CHALABI YET AGAIN….Via Tapped, Newsweek has an interesting tidbit today about the disastrous decision to disband the Iraqi army after Paul Bremer took over from Jay Garner shortly after the end of the war. Who made the decision ? and why?
Administration officials said today that this decision was made on the ground in Iraq, rather than in Washington.
….But Bremer and Garner have previously indicated the decision was made in Washington. According to one official who attended a meeting that Bremer had with his staff upon his arrival in Baghdad in mid-May of 2003, Bremer was warned he would cause chaos by demobilizing the army. The CIA station chief told him, “That’s another 350,000 Iraqis you’re pissing off, and they’ve got guns.”
According to one source who was at the meeting, Garner then asked if they could discuss the matter further in a smaller meeting. Garner then said: ?Before you announce this thing let?s do all the pros and cons of this, because we are going to have a hell of a lot of problems with it. There are a hell of a lot more cons than there are pros. Let?s line them all up then get on the phone to [Defense Secretary Donald] Rumsfeld.? Bremer replied: ?I don?t have any choice. I have to do this.? Garner then protested further, but Bremer cut him off. ?The president told me that de-Baathification comes before the immediate needs of the Iraqi people.?
When Newsweek put this account to Bremer in a tape-recorded interview at the Pentagon at the end of September of last year, he did not dispute it. A former official with Bremer?s Coalition Provisional Authority also told Newsweek on Wednesday that ?he did this with the full knowledge of the administration.?

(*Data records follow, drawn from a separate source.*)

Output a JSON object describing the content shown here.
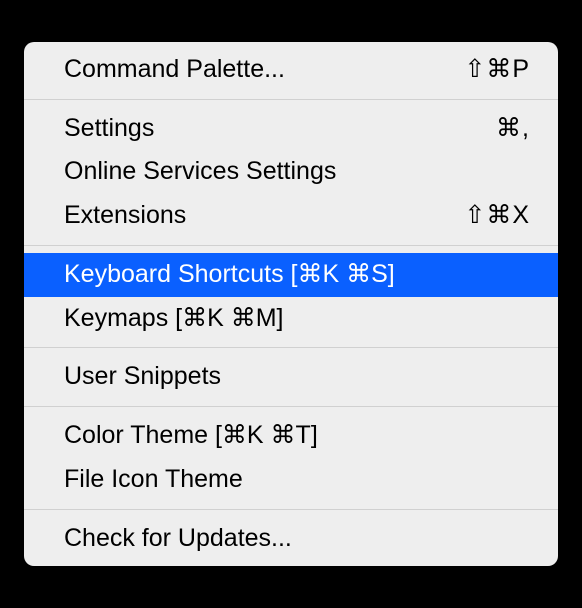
{
  "menu": {
    "groups": [
      [
        {
          "id": "command-palette",
          "label": "Command Palette...",
          "shortcut": "⇧⌘P",
          "selected": false
        }
      ],
      [
        {
          "id": "settings",
          "label": "Settings",
          "shortcut": "⌘,",
          "selected": false
        },
        {
          "id": "online-services-settings",
          "label": "Online Services Settings",
          "shortcut": "",
          "selected": false
        },
        {
          "id": "extensions",
          "label": "Extensions",
          "shortcut": "⇧⌘X",
          "selected": false
        }
      ],
      [
        {
          "id": "keyboard-shortcuts",
          "label": "Keyboard Shortcuts [⌘K ⌘S]",
          "shortcut": "",
          "selected": true
        },
        {
          "id": "keymaps",
          "label": "Keymaps [⌘K ⌘M]",
          "shortcut": "",
          "selected": false
        }
      ],
      [
        {
          "id": "user-snippets",
          "label": "User Snippets",
          "shortcut": "",
          "selected": false
        }
      ],
      [
        {
          "id": "color-theme",
          "label": "Color Theme [⌘K ⌘T]",
          "shortcut": "",
          "selected": false
        },
        {
          "id": "file-icon-theme",
          "label": "File Icon Theme",
          "shortcut": "",
          "selected": false
        }
      ],
      [
        {
          "id": "check-for-updates",
          "label": "Check for Updates...",
          "shortcut": "",
          "selected": false
        }
      ]
    ]
  }
}
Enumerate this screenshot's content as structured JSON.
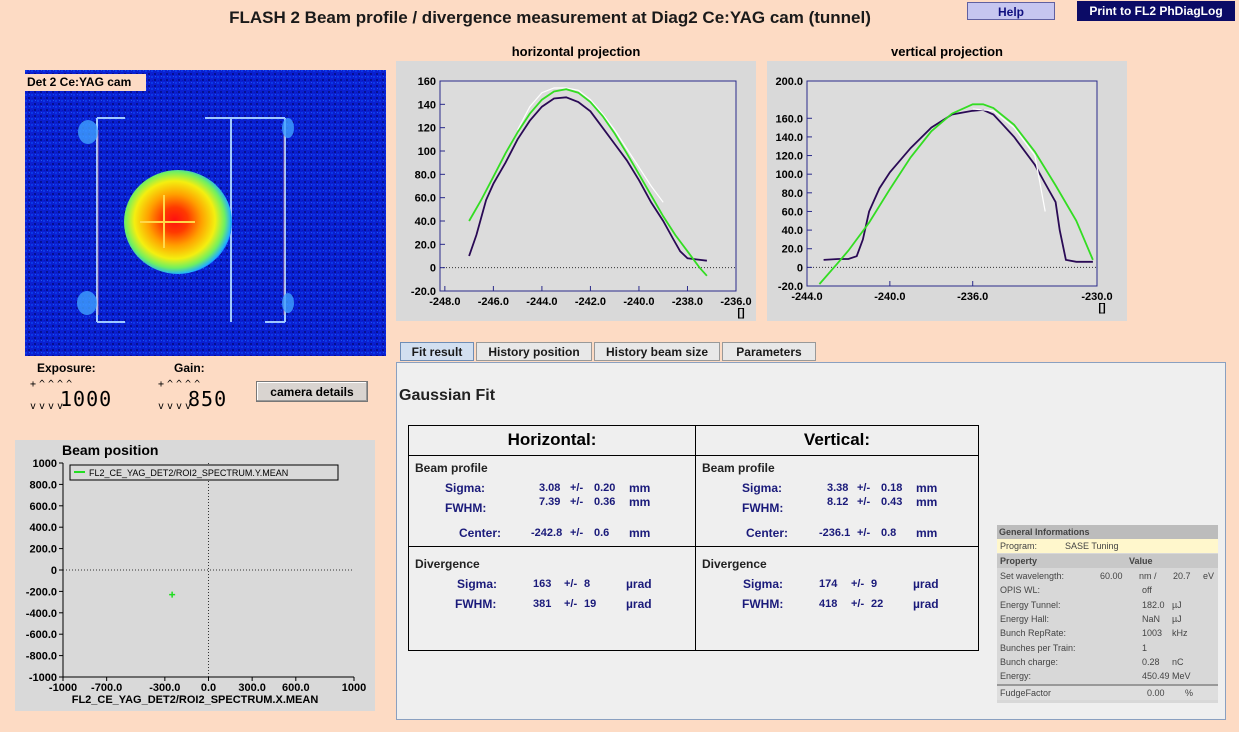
{
  "title": "FLASH 2  Beam profile / divergence measurement at Diag2 Ce:YAG cam (tunnel)",
  "buttons": {
    "help": "Help",
    "print": "Print to FL2  PhDiagLog",
    "camera_details": "camera details"
  },
  "camera": {
    "label": "Det 2 Ce:YAG cam"
  },
  "controls": {
    "exposure_label": "Exposure:",
    "exposure_value": "1000",
    "gain_label": "Gain:",
    "gain_value": "850",
    "spin_up": "+^^^^",
    "spin_down": "vvvv"
  },
  "horizontal_projection": {
    "title": "horizontal projection",
    "chart_data": {
      "type": "line",
      "x_ticks": [
        "-248.0",
        "-246.0",
        "-244.0",
        "-242.0",
        "-240.0",
        "-238.0",
        "-236.0"
      ],
      "y_ticks": [
        "160",
        "140",
        "120",
        "100",
        "80.0",
        "60.0",
        "40.0",
        "20.0",
        "0",
        "-20.0"
      ],
      "xlim": [
        -248.2,
        -236.0
      ],
      "ylim": [
        -20,
        160
      ],
      "unit_label": "[]",
      "series": [
        {
          "color": "#2a0a55",
          "x": [
            -247.0,
            -246.7,
            -246.3,
            -246.0,
            -245.5,
            -245.0,
            -244.5,
            -244.0,
            -243.5,
            -243.0,
            -242.5,
            -242.0,
            -241.5,
            -241.0,
            -240.5,
            -240.0,
            -239.5,
            -239.0,
            -238.6,
            -238.3,
            -238.0,
            -237.6,
            -237.2
          ],
          "y": [
            10,
            28,
            58,
            72,
            90,
            110,
            126,
            138,
            145,
            146,
            142,
            134,
            120,
            106,
            92,
            75,
            56,
            40,
            25,
            14,
            8,
            7,
            6
          ]
        },
        {
          "color": "#ffffff",
          "x": [
            -245.0,
            -244.5,
            -244.0,
            -243.5,
            -243.0,
            -242.5,
            -242.0,
            -241.5,
            -241.0,
            -240.5,
            -240.0,
            -239.5,
            -239.0
          ],
          "y": [
            118,
            138,
            150,
            154,
            154,
            152,
            144,
            132,
            118,
            102,
            86,
            70,
            56
          ]
        },
        {
          "color": "#33dd22",
          "x": [
            -247.0,
            -246.5,
            -246.0,
            -245.5,
            -245.0,
            -244.5,
            -244.0,
            -243.5,
            -243.0,
            -242.5,
            -242.0,
            -241.5,
            -241.0,
            -240.5,
            -240.0,
            -239.5,
            -239.0,
            -238.5,
            -238.0,
            -237.5,
            -237.2
          ],
          "y": [
            40,
            58,
            78,
            98,
            116,
            132,
            144,
            151,
            153,
            150,
            142,
            130,
            115,
            98,
            80,
            62,
            44,
            28,
            14,
            0,
            -7
          ]
        }
      ]
    }
  },
  "vertical_projection": {
    "title": "vertical projection",
    "chart_data": {
      "type": "line",
      "x_ticks": [
        "-244.0",
        "-240.0",
        "-236.0",
        "-230.0"
      ],
      "y_ticks": [
        "200.0",
        "160.0",
        "140.0",
        "120.0",
        "100.0",
        "80.0",
        "60.0",
        "40.0",
        "20.0",
        "0",
        "-20.0"
      ],
      "xlim": [
        -244.0,
        -230.0
      ],
      "ylim": [
        -20,
        200
      ],
      "unit_label": "[]",
      "series": [
        {
          "color": "#2a0a55",
          "x": [
            -243.2,
            -242.5,
            -242.0,
            -241.6,
            -241.3,
            -241.0,
            -240.5,
            -240.0,
            -239.0,
            -238.0,
            -237.0,
            -236.0,
            -235.5,
            -235.0,
            -234.5,
            -234.0,
            -233.0,
            -232.5,
            -232.0,
            -231.8,
            -231.5,
            -231.0,
            -230.2
          ],
          "y": [
            8,
            9,
            9,
            12,
            30,
            60,
            85,
            102,
            128,
            150,
            164,
            168,
            169,
            164,
            152,
            140,
            110,
            90,
            70,
            40,
            8,
            6,
            6
          ]
        },
        {
          "color": "#ffffff",
          "x": [
            -236.0,
            -235.0,
            -234.0,
            -233.0,
            -232.5
          ],
          "y": [
            170,
            168,
            150,
            120,
            60
          ]
        },
        {
          "color": "#33dd22",
          "x": [
            -243.4,
            -242.5,
            -242.0,
            -241.0,
            -240.0,
            -239.0,
            -238.0,
            -237.0,
            -236.0,
            -235.5,
            -235.0,
            -234.0,
            -233.0,
            -232.0,
            -231.0,
            -230.2
          ],
          "y": [
            -18,
            5,
            18,
            48,
            84,
            118,
            146,
            165,
            175,
            175,
            171,
            153,
            124,
            88,
            50,
            8
          ]
        }
      ]
    }
  },
  "tabs": [
    "Fit result",
    "History position",
    "History beam size",
    "Parameters"
  ],
  "fit": {
    "title": "Gaussian Fit",
    "horizontal": {
      "header": "Horizontal:",
      "beam_profile": "Beam profile",
      "sigma_label": "Sigma:",
      "sigma": "3.08",
      "sigma_err": "0.20",
      "fwhm_label": "FWHM:",
      "fwhm": "7.39",
      "fwhm_err": "0.36",
      "center_label": "Center:",
      "center": "-242.8",
      "center_err": "0.6",
      "unit_mm": "mm",
      "divergence": "Divergence",
      "div_sigma": "163",
      "div_sigma_err": "8",
      "div_fwhm": "381",
      "div_fwhm_err": "19",
      "unit_urad": "µrad",
      "pm": "+/-"
    },
    "vertical": {
      "header": "Vertical:",
      "beam_profile": "Beam profile",
      "sigma_label": "Sigma:",
      "sigma": "3.38",
      "sigma_err": "0.18",
      "fwhm_label": "FWHM:",
      "fwhm": "8.12",
      "fwhm_err": "0.43",
      "center_label": "Center:",
      "center": "-236.1",
      "center_err": "0.8",
      "unit_mm": "mm",
      "divergence": "Divergence",
      "div_sigma": "174",
      "div_sigma_err": "9",
      "div_fwhm": "418",
      "div_fwhm_err": "22",
      "unit_urad": "µrad",
      "pm": "+/-"
    }
  },
  "general_info": {
    "header": "General Informations",
    "program_label": "Program:",
    "program_value": "SASE Tuning",
    "col_property": "Property",
    "col_value": "Value",
    "rows": [
      {
        "label": "Set wavelength:",
        "value": "60.00",
        "unit": "nm /",
        "extra": "20.7",
        "extra_unit": "eV"
      },
      {
        "label": "OPIS WL:",
        "value": "off",
        "unit": "",
        "extra": "",
        "extra_unit": ""
      },
      {
        "label": "Energy Tunnel:",
        "value": "182.0",
        "unit": "µJ",
        "extra": "",
        "extra_unit": ""
      },
      {
        "label": "Energy Hall:",
        "value": "NaN",
        "unit": "µJ",
        "extra": "",
        "extra_unit": ""
      },
      {
        "label": "Bunch RepRate:",
        "value": "1003",
        "unit": "kHz",
        "extra": "",
        "extra_unit": ""
      },
      {
        "label": "Bunches per Train:",
        "value": "1",
        "unit": "",
        "extra": "",
        "extra_unit": ""
      },
      {
        "label": "Bunch charge:",
        "value": "0.28",
        "unit": "nC",
        "extra": "",
        "extra_unit": ""
      },
      {
        "label": "Energy:",
        "value": "450.49",
        "unit": "MeV",
        "extra": "",
        "extra_unit": ""
      }
    ],
    "fudge_label": "FudgeFactor",
    "fudge_value": "0.00",
    "fudge_unit": "%"
  },
  "beam_position": {
    "title": "Beam position",
    "chart_data": {
      "type": "scatter",
      "legend": "FL2_CE_YAG_DET2/ROI2_SPECTRUM.Y.MEAN",
      "xlabel": "FL2_CE_YAG_DET2/ROI2_SPECTRUM.X.MEAN",
      "x_ticks": [
        "-1000",
        "-700.0",
        "-300.0",
        "0.0",
        "300.0",
        "600.0",
        "1000"
      ],
      "y_ticks": [
        "1000",
        "800.0",
        "600.0",
        "400.0",
        "200.0",
        "0",
        "-200.0",
        "-400.0",
        "-600.0",
        "-800.0",
        "-1000"
      ],
      "xlim": [
        -1000,
        1000
      ],
      "ylim": [
        -1000,
        1000
      ],
      "points": [
        {
          "x": -250,
          "y": -230
        }
      ],
      "color": "#22dd22"
    }
  }
}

Charming. “De-Baathification comes before the immediate needs of the Iraqi people.”
Of course, that begs the question: why did de-Baathification come before the immediate needs of the Iraqi people? Sure, George Bush bears ultimate responsibility, but who was it that felt that strongly about de-Baathification and had the influence to get it adopted as official policy?
There’s really only one candidate: our old friend Ahmed Chalabi and his neocon friends in the Pentagon. As it stands now, it appears that Chalabi (a) deliberately fed us bad prewar intelligence about Iraqi WMD, (b) convinced us to disband the Iraqi army as part of a personal power play, (c) may have betrayed highly sensitive U.S. secrets to the Iranian government, and (d) is playing footsie with insurgent leader Muqtada al-Sadr. And that’s just the highlights.
Has there ever been a single interest group leader more disastrous to U.S. foreign policy and prestige than Ahmed Chalabi? How far back do you have to go to find someone even in the same league? He makes William Randolph Hearst look like a kid in a sandbox.